Stylistically, Larson made the perfect choice in constructing her text around (italicized) quotes from Cage. Among many other things, Where the Heart Beats is as good an anthology of the master's parables as we're likely to get.
I'm officially finished reading books about contemporary performance art and/or "relational aesthetics." This isn't as horrible as last year's one-staI'm officially finished reading books about contemporary performance art and/or "relational aesthetics." This isn't as horrible as last year's one-star book Relational Aesthetics by Bourriaud, but it still makes for excruciating reading. Like B, Jackson's mired in a theoretical debate which allows her to (I'm not making this up) defend a book which she acknowledges as "pompous and badly written." The debates consist of the worst sort of posturing, composed of claims to superior political and aesthetic insight. Claire Bishop seems to be the worst offender, though why anyone would care about what she thinks is beyond me. Jackson's writing frequently matches abstract nouns with verbs that require a human subject. She uses the "editorial we" in ways that consistently make me say "what we, kimo sabe?"
What keeps the book form being one star is the descriptions of actual works of art, most notably a production of Waiting for Godot which took place in post-Katrina New Orleans. The things she's interested in--the relationship between art and the various networks which support it; the changing contours of genre--are important. I think I'm basically in agreement with most of her conclusions.

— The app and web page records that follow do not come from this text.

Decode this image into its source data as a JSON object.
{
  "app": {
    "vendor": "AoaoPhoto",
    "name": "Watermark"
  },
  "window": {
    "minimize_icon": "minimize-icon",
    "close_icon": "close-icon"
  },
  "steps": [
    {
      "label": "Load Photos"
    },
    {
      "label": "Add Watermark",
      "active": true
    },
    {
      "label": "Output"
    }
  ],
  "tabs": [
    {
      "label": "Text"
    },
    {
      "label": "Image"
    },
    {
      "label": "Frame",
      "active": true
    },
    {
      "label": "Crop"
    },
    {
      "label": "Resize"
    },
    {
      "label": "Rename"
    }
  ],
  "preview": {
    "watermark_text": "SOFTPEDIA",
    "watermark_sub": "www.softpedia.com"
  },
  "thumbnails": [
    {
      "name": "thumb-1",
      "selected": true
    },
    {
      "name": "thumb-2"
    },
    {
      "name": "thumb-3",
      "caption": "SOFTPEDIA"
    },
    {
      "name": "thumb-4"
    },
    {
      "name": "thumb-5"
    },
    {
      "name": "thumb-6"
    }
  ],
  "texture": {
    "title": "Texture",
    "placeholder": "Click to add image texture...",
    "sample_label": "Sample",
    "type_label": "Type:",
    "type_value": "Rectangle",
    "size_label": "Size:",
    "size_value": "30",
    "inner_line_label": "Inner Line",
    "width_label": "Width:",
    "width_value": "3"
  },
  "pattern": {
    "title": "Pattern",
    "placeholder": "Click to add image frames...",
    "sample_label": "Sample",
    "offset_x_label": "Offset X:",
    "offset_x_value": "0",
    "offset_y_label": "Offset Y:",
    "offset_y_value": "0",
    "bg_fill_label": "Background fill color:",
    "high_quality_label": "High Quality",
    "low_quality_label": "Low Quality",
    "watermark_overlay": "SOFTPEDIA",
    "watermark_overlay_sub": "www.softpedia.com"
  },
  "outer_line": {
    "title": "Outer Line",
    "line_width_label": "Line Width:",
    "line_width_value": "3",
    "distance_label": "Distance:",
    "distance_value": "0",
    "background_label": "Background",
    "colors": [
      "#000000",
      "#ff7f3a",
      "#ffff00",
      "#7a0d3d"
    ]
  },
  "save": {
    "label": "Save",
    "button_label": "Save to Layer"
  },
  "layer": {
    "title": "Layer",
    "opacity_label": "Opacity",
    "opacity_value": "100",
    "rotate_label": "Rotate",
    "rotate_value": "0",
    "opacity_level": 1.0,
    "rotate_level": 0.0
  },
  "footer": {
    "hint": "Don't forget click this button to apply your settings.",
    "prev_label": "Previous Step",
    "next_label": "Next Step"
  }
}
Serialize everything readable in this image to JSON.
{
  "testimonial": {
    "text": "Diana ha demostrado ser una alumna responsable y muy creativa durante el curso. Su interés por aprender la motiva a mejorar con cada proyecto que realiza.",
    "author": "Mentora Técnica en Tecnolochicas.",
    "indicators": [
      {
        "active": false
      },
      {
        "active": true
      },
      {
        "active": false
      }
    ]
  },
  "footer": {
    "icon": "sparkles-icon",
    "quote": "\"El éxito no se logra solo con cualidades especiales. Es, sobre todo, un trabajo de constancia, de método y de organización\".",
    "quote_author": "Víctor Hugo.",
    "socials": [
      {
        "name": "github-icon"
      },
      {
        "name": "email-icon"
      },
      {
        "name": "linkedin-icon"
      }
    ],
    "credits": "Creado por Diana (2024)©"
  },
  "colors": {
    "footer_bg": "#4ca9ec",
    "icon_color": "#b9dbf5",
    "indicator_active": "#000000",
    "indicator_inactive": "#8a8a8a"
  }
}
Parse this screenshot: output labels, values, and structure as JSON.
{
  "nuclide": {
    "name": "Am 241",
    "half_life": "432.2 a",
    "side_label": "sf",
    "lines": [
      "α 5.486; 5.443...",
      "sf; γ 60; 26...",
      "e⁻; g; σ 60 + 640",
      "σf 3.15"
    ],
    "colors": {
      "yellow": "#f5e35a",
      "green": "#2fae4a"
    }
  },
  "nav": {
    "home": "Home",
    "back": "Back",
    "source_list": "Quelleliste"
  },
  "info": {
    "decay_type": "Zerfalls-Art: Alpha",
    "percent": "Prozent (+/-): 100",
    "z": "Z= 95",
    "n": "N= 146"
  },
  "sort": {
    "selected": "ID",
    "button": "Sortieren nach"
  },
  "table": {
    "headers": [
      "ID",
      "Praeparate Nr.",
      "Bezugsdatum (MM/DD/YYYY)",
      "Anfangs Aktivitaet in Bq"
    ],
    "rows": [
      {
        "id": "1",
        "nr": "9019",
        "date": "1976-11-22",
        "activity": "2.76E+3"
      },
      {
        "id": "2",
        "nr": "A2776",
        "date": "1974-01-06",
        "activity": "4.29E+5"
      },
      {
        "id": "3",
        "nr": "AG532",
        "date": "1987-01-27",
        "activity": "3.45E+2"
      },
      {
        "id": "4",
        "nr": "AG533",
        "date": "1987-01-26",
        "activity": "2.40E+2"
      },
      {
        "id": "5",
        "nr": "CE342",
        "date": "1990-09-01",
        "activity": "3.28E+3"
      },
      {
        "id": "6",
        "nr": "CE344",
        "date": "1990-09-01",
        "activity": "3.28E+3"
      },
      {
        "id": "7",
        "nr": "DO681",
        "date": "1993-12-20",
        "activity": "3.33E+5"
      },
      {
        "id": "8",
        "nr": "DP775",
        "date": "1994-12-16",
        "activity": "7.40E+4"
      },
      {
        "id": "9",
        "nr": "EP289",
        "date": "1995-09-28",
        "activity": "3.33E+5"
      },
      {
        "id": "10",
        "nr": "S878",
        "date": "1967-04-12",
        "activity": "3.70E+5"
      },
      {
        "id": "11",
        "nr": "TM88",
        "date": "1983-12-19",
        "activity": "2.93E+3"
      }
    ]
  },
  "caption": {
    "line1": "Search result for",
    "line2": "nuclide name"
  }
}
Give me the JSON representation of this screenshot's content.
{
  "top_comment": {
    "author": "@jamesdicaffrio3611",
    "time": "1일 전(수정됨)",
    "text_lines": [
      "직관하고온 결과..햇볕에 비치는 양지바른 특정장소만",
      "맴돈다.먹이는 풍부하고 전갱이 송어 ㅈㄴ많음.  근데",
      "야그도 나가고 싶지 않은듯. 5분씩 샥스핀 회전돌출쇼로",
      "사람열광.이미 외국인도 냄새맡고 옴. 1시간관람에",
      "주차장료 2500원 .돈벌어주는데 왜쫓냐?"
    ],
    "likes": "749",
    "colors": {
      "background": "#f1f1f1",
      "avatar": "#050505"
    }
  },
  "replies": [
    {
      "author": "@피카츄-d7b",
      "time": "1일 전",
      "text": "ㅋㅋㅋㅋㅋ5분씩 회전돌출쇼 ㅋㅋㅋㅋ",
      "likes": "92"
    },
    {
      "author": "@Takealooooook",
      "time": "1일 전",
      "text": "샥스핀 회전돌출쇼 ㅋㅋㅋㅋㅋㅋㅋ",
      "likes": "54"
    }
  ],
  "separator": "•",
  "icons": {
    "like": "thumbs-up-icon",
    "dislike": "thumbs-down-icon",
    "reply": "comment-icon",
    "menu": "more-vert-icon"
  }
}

Aggravating book. I'm almost entirely in sympathy with Bourriaud's sense of what art could/should do in the contemporary world: build communities, encAggravating book. I'm almost entirely in sympathy with Bourriaud's sense of what art could/should do in the contemporary world: build communities, encourage interaction between artist and "audience", resist the reducation of culture to just another product on the K-Mart shelf. But the writing is unspeakable--the worst sort of French theoretical posturing--citing authority, playing inside baseball, smugly self-righteous about its judgments. Almost everything Bourriaud's suggesting has parallels in the jazz tradition. Of which he apparently has never heard. Grad students who need to defend themselves against theory will find this useful. Otherwise, read some Baldwin or Terry Eagleton....more